● **Task prompt**: Scan the records for the string "name"; copy each line where it occurs.

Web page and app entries
┄┄┄┄┄┄┄┄┄┄

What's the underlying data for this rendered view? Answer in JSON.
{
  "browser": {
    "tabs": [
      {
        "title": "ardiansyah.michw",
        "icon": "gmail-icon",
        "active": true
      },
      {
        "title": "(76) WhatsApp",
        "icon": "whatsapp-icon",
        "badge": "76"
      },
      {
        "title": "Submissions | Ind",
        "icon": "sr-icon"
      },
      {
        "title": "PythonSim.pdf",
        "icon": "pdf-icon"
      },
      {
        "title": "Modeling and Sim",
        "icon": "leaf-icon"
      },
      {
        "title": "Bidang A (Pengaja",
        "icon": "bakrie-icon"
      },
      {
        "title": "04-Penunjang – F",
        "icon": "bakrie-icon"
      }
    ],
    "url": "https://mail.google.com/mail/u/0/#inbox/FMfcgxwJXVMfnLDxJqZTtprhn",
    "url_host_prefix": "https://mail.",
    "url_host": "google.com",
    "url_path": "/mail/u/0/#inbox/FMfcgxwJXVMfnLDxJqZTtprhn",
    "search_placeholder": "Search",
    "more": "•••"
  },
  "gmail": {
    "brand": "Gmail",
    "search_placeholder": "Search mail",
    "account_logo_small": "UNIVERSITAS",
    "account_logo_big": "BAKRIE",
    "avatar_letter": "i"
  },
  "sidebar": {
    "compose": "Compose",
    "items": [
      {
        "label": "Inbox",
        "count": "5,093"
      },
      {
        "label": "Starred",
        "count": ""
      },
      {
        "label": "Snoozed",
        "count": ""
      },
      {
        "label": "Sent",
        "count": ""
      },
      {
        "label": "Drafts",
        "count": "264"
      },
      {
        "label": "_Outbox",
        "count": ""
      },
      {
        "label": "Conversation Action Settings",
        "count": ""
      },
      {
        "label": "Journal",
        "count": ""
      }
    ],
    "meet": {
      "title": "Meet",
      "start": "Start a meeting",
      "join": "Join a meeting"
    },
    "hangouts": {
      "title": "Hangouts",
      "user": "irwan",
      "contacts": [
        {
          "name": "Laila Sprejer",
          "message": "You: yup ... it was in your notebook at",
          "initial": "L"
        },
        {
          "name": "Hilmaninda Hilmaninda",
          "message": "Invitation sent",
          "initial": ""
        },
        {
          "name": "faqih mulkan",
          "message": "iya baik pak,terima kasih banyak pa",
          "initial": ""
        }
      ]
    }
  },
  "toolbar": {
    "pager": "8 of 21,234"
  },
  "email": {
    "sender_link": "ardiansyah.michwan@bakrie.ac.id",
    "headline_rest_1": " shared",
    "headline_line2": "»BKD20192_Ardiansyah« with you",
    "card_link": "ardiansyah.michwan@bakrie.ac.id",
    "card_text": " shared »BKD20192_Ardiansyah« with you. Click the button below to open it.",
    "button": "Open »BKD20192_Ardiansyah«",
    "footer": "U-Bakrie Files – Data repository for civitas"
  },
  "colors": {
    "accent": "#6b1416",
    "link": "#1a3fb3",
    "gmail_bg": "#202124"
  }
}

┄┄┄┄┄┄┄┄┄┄

● **Result of this exercise**:
          "name": "Laila Sprejer",
          "name": "Hilmaninda Hilmaninda",
          "name": "faqih mulkan",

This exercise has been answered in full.